Research focus: Scoliosis and spinal surgery in adolescence
We look at three recent studies on a specific topic.
Scoliosis (abnormal curvature of the spine) affects up to 3% of young people.
Adolescent idiopathic scoliosis presents from around the age of 10. The spine develops a side-to-side curvature; an elongated S or C shape with the spine slightly twisting or rotating (90% of the time to the right). Treatment: the Three Os – observation, orthosis (braces) and operative.
This review looks at three recent studies exploring aspects of surgery.
Idiopathic scoliosis: managing pain before and after spinal surgery
A small, 18-month service evaluation project was undertaken in one specialist children’s hospital in the north of England.

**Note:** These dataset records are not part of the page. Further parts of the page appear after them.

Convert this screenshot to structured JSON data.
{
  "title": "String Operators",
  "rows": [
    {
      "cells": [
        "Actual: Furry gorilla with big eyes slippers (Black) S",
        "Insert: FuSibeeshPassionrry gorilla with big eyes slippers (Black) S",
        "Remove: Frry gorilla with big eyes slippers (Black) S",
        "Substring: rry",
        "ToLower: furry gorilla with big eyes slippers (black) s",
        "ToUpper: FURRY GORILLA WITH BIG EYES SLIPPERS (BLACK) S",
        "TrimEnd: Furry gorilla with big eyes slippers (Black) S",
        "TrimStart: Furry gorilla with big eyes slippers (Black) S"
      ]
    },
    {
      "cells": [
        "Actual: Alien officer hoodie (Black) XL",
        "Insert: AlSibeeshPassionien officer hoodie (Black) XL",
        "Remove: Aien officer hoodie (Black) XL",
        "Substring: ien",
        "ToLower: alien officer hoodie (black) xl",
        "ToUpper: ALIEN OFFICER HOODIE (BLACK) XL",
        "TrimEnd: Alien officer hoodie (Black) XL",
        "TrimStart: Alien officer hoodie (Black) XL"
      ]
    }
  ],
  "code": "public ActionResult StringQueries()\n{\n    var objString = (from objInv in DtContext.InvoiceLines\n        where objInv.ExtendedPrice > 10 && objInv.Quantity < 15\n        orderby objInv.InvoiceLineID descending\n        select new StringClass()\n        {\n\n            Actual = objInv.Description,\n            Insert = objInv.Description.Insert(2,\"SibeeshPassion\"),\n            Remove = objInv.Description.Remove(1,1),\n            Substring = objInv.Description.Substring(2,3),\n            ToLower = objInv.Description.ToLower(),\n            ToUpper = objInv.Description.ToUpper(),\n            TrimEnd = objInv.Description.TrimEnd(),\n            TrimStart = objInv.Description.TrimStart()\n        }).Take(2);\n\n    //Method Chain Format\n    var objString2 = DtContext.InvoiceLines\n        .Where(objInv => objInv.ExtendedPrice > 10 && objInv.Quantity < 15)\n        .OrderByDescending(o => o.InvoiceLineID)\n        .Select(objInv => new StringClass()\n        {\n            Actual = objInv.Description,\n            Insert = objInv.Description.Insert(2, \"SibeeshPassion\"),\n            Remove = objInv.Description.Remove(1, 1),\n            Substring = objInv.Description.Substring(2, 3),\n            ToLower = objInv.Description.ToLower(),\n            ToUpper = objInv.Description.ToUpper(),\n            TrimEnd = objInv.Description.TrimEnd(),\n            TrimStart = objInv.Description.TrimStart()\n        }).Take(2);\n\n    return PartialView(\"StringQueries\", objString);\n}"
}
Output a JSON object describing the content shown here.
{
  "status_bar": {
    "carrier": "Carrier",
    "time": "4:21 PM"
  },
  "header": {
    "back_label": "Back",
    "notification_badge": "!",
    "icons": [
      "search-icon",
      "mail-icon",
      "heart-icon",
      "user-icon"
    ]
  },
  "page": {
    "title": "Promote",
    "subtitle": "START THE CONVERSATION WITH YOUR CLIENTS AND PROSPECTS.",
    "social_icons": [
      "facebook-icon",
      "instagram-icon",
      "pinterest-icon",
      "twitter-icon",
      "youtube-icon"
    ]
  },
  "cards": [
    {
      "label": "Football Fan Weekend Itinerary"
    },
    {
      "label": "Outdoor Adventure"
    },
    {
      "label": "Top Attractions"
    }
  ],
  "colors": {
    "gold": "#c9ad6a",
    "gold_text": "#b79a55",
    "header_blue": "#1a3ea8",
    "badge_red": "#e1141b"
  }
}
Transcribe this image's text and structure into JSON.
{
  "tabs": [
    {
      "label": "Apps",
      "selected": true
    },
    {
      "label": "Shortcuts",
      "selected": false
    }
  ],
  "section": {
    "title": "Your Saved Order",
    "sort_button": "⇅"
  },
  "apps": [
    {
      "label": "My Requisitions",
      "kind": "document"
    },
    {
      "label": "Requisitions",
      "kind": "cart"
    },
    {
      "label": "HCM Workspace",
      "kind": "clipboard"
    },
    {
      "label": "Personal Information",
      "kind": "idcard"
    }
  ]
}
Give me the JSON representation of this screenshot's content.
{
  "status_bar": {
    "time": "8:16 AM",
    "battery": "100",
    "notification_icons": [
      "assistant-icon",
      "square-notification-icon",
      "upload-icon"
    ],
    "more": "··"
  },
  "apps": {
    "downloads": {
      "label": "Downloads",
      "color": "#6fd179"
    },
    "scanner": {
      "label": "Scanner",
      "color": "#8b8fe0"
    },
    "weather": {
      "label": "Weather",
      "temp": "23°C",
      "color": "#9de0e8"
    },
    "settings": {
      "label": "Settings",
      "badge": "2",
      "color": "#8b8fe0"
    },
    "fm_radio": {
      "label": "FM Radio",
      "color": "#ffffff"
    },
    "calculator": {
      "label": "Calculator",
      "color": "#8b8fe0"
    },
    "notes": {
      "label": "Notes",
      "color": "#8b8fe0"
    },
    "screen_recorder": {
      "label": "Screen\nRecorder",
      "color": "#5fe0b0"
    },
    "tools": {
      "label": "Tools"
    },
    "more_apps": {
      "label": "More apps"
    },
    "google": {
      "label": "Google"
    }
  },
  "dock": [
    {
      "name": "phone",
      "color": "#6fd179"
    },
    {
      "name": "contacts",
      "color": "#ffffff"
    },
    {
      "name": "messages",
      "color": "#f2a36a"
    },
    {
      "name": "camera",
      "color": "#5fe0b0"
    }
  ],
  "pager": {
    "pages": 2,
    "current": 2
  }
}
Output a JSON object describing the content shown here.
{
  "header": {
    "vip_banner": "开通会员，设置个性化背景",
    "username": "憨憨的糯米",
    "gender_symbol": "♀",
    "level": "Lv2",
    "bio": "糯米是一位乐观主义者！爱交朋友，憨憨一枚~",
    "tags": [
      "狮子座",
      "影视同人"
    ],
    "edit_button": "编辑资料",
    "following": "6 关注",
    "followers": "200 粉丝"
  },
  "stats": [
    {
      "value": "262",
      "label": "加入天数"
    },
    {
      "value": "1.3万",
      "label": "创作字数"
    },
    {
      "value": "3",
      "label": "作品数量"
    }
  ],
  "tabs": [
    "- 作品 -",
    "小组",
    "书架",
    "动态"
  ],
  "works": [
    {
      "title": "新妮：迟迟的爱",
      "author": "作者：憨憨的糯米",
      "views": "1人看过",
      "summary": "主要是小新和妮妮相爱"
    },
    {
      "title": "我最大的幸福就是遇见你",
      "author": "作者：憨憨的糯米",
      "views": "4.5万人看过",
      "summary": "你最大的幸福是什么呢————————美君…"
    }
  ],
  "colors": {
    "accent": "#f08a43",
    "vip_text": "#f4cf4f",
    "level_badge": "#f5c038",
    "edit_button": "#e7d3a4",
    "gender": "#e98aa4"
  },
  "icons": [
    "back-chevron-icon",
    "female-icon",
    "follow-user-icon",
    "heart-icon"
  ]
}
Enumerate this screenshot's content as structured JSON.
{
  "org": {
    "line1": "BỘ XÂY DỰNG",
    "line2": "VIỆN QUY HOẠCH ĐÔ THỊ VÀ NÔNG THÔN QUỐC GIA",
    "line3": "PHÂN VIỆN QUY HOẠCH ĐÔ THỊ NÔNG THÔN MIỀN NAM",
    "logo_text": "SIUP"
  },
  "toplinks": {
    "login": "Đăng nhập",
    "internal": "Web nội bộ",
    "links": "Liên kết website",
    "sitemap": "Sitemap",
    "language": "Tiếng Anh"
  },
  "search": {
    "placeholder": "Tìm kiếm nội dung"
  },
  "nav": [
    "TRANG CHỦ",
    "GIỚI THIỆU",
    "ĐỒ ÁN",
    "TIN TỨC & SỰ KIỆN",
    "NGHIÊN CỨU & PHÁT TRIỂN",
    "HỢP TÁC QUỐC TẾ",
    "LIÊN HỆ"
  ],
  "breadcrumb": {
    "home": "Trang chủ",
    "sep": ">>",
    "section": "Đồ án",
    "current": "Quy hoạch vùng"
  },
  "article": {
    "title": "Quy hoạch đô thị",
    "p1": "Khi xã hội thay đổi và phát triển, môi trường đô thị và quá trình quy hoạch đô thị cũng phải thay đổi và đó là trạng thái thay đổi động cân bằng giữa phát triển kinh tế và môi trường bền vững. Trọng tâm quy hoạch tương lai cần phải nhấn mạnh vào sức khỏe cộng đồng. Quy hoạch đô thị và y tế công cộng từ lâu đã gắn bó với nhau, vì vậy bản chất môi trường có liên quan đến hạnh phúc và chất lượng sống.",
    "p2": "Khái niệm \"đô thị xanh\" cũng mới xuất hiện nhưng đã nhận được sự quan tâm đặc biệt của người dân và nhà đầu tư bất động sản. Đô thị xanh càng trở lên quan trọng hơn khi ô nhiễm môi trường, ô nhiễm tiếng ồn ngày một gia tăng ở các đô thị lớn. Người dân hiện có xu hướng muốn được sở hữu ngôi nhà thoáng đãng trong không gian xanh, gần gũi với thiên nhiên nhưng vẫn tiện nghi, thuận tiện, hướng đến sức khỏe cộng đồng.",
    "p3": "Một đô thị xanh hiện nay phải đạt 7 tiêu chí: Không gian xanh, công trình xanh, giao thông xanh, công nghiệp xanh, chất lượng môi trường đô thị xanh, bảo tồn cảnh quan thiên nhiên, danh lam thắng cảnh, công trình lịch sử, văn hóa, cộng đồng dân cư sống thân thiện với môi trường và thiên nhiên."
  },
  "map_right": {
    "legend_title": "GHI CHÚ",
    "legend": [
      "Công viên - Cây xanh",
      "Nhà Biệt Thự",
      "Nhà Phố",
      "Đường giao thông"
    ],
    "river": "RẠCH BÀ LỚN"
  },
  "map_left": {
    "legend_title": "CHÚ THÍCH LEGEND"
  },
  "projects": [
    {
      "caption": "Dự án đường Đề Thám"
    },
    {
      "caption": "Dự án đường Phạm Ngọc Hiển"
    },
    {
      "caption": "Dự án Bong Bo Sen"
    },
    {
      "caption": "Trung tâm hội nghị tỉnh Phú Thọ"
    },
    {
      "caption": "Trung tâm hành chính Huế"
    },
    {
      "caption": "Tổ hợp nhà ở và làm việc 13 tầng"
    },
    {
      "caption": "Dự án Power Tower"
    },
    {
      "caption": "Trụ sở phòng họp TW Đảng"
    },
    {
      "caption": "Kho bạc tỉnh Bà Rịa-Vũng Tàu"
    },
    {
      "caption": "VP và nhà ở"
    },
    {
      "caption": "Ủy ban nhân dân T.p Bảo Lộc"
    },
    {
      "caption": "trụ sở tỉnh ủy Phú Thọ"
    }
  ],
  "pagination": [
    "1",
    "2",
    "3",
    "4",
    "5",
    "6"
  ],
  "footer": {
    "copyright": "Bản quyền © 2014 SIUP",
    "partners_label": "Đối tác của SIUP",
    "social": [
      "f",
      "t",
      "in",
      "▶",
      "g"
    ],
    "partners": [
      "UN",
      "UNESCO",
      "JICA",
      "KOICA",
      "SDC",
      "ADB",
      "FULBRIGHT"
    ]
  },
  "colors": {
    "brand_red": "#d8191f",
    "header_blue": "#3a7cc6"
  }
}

Service evaluation is distinct from audit or research as it attempts to clarify and make judgements about current care compared to measuring it against defined standards or generating new knowledge. The aim was to evaluate though the opinions and experiences of young people in pain information, assessment and management.
Structured activity sheets designed with the help of other youngsters were used to capture thoughts and ideas of pre-operative pain information needs and pain experiences before, during and after surgery. Of 42 approached, 9 (6F 3M) participated. Six provided confidential written responses pre and post-surgery while three provided just a preoperative response.
Content analysis was used to describe the findings. Anxiety and apprehension about anticipated pain was highlighted, indicating a need for improved preoperative information. Pain following surgery was a feature despite reports of pain assessments correctly performed. Further studies are needed to investigate surgical preparation and pain communication strategies.
Bray L, Craske J (2015) Nursing Children and Young People. journals.rcni.com/doi/abs/10.7748/ncyp.27.10.22.s26
Use of Tranexamic Acid (TXA) on reducing blood loss during scoliosis surgery in Chinese adolescents
A retrospective female-cohort, Chinese-based study investigated the potential problems resulting from large blood losses during corrective spinal surgery and efficacy of intraoperative anti-fibrinolytic therapy.
A consecutive, blind selection basis was used to collate data comparing a control group (n35) to a therapy group (n55) of girls aged 10-23 years, who received Tranexamic acid medication during a posterior spinal fusion.
Intraoperative blood loss was measured and recorded in addition to demographic, surgical statistics, clotting and coagulation factor data. Statistical analyses included different regression modelling techniques.
Findings indicated that TXA appeared to positively influence amount of blood loss by up to 53% concurring with findings in other studies and reduced overall use of transfused blood. This first but small study of TXA in paediatric adolescent idiopathic scoliosis patients has limitations, but authors concluded it paves the way for further prospective, dose-ranging studies in the future.
Ng BKW, Chau WW, Hung ALH et al (2015) Scoliosis Open Access. Oct 5; 10 (28) 1-6
Opioid consumption and bowel dysfunction in adolescents after spinal surgery
A retrospective, case-note service evaluation was undertaken in a tertiary referral, paediatric spinal unit in London.
In the absence of any national guidance or local bowel care management pathways following paediatric spinal surgery, the authors aimed to evaluate their current practices.
A total of 44 case notes from adolescents (aged 11-17) who had undergone spinal fusion for adolescent idiopathic scoliosis were reviewed. A 16-point data collection tool was developed enabling basic statistical analyses to identify any correlations between length of surgery, stay in hospital, opioid consumption and laxative use.
Wide variations in laxative prescribing practices were found, including a high number (45.5%) of young people given an enema prior to discharge. No relationships between opioid use, effects of laxatives on length of surgery or hospital stay were identified.
Further investigation and better levels of evidence are needed prior to initiating any changes in practice.
James T, Askew N (2016) Nursing Children and Young People. journals.rcni.com/doi/abs/10.7748/ncyp.2016.e730
Study compiled by Kathy Davis, independent specialist nurse consultant, colorectal and pelvic floor disorders, Wimbledon